== Exercise requirements ==
Copy the records below exactly, omitting any pictures they contain.

== Extracted data ==
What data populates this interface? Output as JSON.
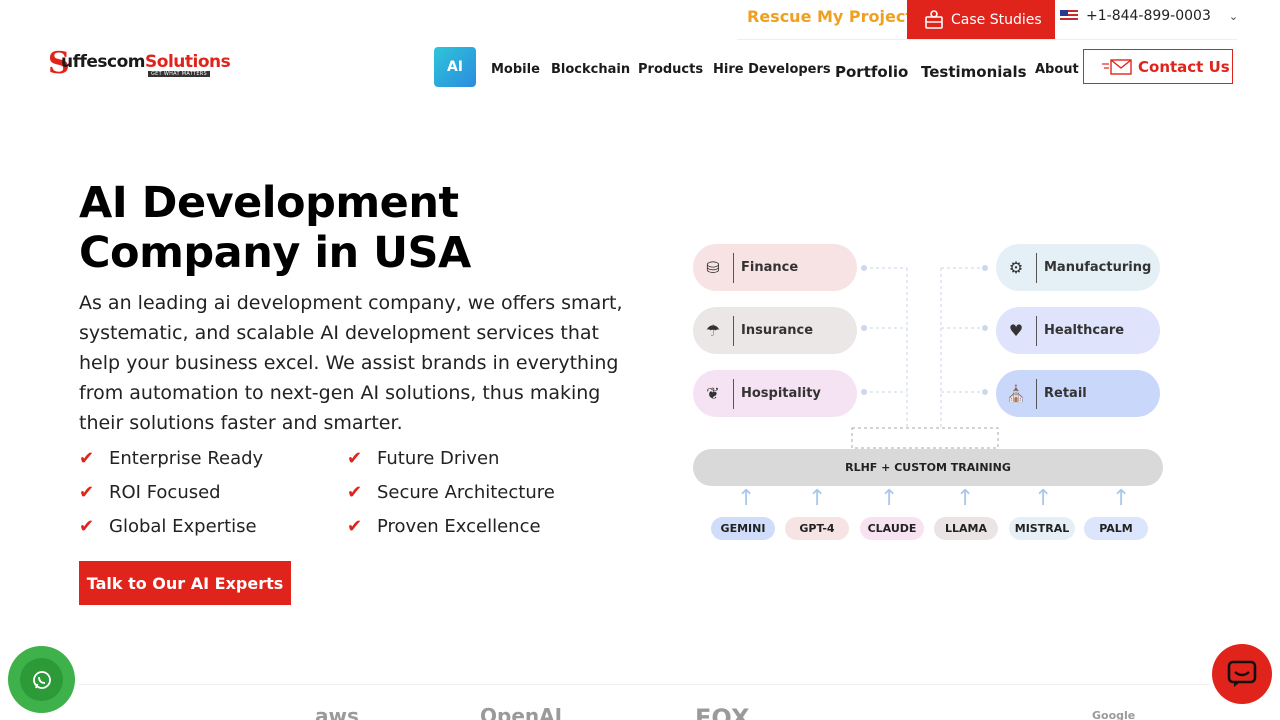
{
  "topbar": {
    "rescue_label": "Rescue My Project",
    "case_studies_label": "Case Studies",
    "phone": "+1-844-899-0003"
  },
  "logo": {
    "s": "S",
    "name": "uffescom",
    "name_accent": "Solutions",
    "tagline": "GET WHAT MATTERS"
  },
  "nav": {
    "ai": "AI",
    "mobile": "Mobile",
    "blockchain": "Blockchain",
    "products": "Products",
    "hire": "Hire Developers",
    "portfolio": "Portfolio",
    "testimonials": "Testimonials",
    "about": "About",
    "contact": "Contact Us"
  },
  "hero": {
    "title": "AI Development Company in USA",
    "description": "As an leading ai development company, we offers smart, systematic, and scalable AI development services that help your business excel. We assist brands in everything from automation to next-gen AI solutions, thus making their solutions faster and smarter.",
    "features": [
      "Enterprise Ready",
      "Future Driven",
      "ROI Focused",
      "Secure Architecture",
      "Global Expertise",
      "Proven Excellence"
    ],
    "cta": "Talk to Our AI Experts"
  },
  "diagram": {
    "left": [
      {
        "label": "Finance",
        "icon": "coins-icon",
        "color": "#f7e3e3"
      },
      {
        "label": "Insurance",
        "icon": "umbrella-icon",
        "color": "#ebe7e7"
      },
      {
        "label": "Hospitality",
        "icon": "hands-icon",
        "color": "#f5e3f3"
      }
    ],
    "right": [
      {
        "label": "Manufacturing",
        "icon": "factory-icon",
        "color": "#e5eff6"
      },
      {
        "label": "Healthcare",
        "icon": "heart-pulse-icon",
        "color": "#dfe3fb"
      },
      {
        "label": "Retail",
        "icon": "store-icon",
        "color": "#c9d7fb"
      }
    ],
    "training": "RLHF + CUSTOM TRAINING",
    "models": [
      {
        "label": "GEMINI",
        "color": "#cfdcfa"
      },
      {
        "label": "GPT-4",
        "color": "#f6e4e4"
      },
      {
        "label": "CLAUDE",
        "color": "#f7e2f2"
      },
      {
        "label": "LLAMA",
        "color": "#ebe4e4"
      },
      {
        "label": "MISTRAL",
        "color": "#e6eff6"
      },
      {
        "label": "PALM",
        "color": "#dbe5fb"
      }
    ]
  },
  "partners": [
    "aws",
    "OpenAI",
    "FOX",
    "Google"
  ],
  "colors": {
    "brand_red": "#e0241b",
    "rescue_orange": "#f0a020",
    "ai_gradient_start": "#2ec5d8",
    "whatsapp_green": "#3fb14a"
  }
}
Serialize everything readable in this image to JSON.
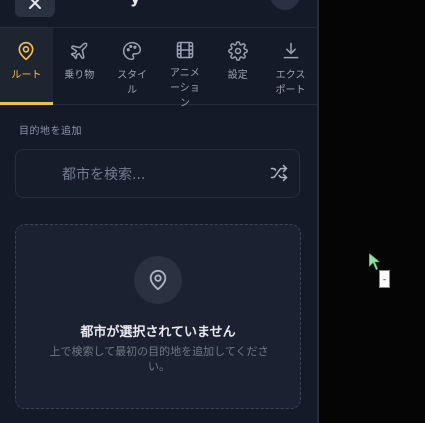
{
  "header": {
    "title_fragment": "y"
  },
  "tabs": [
    {
      "label": "ルート",
      "icon": "map-pin-icon",
      "active": true
    },
    {
      "label": "乗り物",
      "icon": "airplane-icon",
      "active": false
    },
    {
      "label": "スタイル",
      "icon": "palette-icon",
      "active": false
    },
    {
      "label": "アニメーション",
      "icon": "film-icon",
      "active": false
    },
    {
      "label": "設定",
      "icon": "gear-icon",
      "active": false
    },
    {
      "label": "エクスポート",
      "icon": "download-icon",
      "active": false
    }
  ],
  "route": {
    "section_label": "目的地を追加",
    "search_placeholder": "都市を検索...",
    "shuffle_icon": "shuffle-icon"
  },
  "empty_state": {
    "icon": "map-pin-icon",
    "title": "都市が選択されていません",
    "description": "上で検索して最初の目的地を追加してください。"
  },
  "overlay": {
    "tiny_box_text": "-"
  },
  "colors": {
    "accent": "#f2c14b",
    "panel_bg": "#141a28",
    "page_bg": "#050505"
  }
}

== Expected answer ==
What data populates this interface? Output as JSON.
{
  "topbar": {
    "rescue_label": "Rescue My Project",
    "case_studies_label": "Case Studies",
    "phone": "+1-844-899-0003"
  },
  "logo": {
    "s": "S",
    "name": "uffescom",
    "name_accent": "Solutions",
    "tagline": "GET WHAT MATTERS"
  },
  "nav": {
    "ai": "AI",
    "mobile": "Mobile",
    "blockchain": "Blockchain",
    "products": "Products",
    "hire": "Hire Developers",
    "portfolio": "Portfolio",
    "testimonials": "Testimonials",
    "about": "About",
    "contact": "Contact Us"
  },
  "hero": {
    "title": "AI Development Company in USA",
    "description": "As an leading ai development company, we offers smart, systematic, and scalable AI development services that help your business excel. We assist brands in everything from automation to next-gen AI solutions, thus making their solutions faster and smarter.",
    "features": [
      "Enterprise Ready",
      "Future Driven",
      "ROI Focused",
      "Secure Architecture",
      "Global Expertise",
      "Proven Excellence"
    ],
    "cta": "Talk to Our AI Experts"
  },
  "diagram": {
    "left": [
      {
        "label": "Finance",
        "icon": "coins-icon",
        "color": "#f7e3e3"
      },
      {
        "label": "Insurance",
        "icon": "umbrella-icon",
        "color": "#ebe7e7"
      },
      {
        "label": "Hospitality",
        "icon": "hands-icon",
        "color": "#f5e3f3"
      }
    ],
    "right": [
      {
        "label": "Manufacturing",
        "icon": "factory-icon",
        "color": "#e5eff6"
      },
      {
        "label": "Healthcare",
        "icon": "heart-pulse-icon",
        "color": "#dfe3fb"
      },
      {
        "label": "Retail",
        "icon": "store-icon",
        "color": "#c9d7fb"
      }
    ],
    "training": "RLHF + CUSTOM TRAINING",
    "models": [
      {
        "label": "GEMINI",
        "color": "#cfdcfa"
      },
      {
        "label": "GPT-4",
        "color": "#f6e4e4"
      },
      {
        "label": "CLAUDE",
        "color": "#f7e2f2"
      },
      {
        "label": "LLAMA",
        "color": "#ebe4e4"
      },
      {
        "label": "MISTRAL",
        "color": "#e6eff6"
      },
      {
        "label": "PALM",
        "color": "#dbe5fb"
      }
    ]
  },
  "partners": [
    "aws",
    "OpenAI",
    "FOX",
    "Google"
  ],
  "colors": {
    "brand_red": "#e0241b",
    "rescue_orange": "#f0a020",
    "ai_gradient_start": "#2ec5d8",
    "whatsapp_green": "#3fb14a"
  }
}
Serialize everything readable in this image to JSON.
{
  "header": {
    "title_fragment": "y"
  },
  "tabs": [
    {
      "label": "ルート",
      "icon": "map-pin-icon",
      "active": true
    },
    {
      "label": "乗り物",
      "icon": "airplane-icon",
      "active": false
    },
    {
      "label": "スタイル",
      "icon": "palette-icon",
      "active": false
    },
    {
      "label": "アニメーション",
      "icon": "film-icon",
      "active": false
    },
    {
      "label": "設定",
      "icon": "gear-icon",
      "active": false
    },
    {
      "label": "エクスポート",
      "icon": "download-icon",
      "active": false
    }
  ],
  "route": {
    "section_label": "目的地を追加",
    "search_placeholder": "都市を検索...",
    "shuffle_icon": "shuffle-icon"
  },
  "empty_state": {
    "icon": "map-pin-icon",
    "title": "都市が選択されていません",
    "description": "上で検索して最初の目的地を追加してください。"
  },
  "overlay": {
    "tiny_box_text": "-"
  },
  "colors": {
    "accent": "#f2c14b",
    "panel_bg": "#141a28",
    "page_bg": "#050505"
  }
}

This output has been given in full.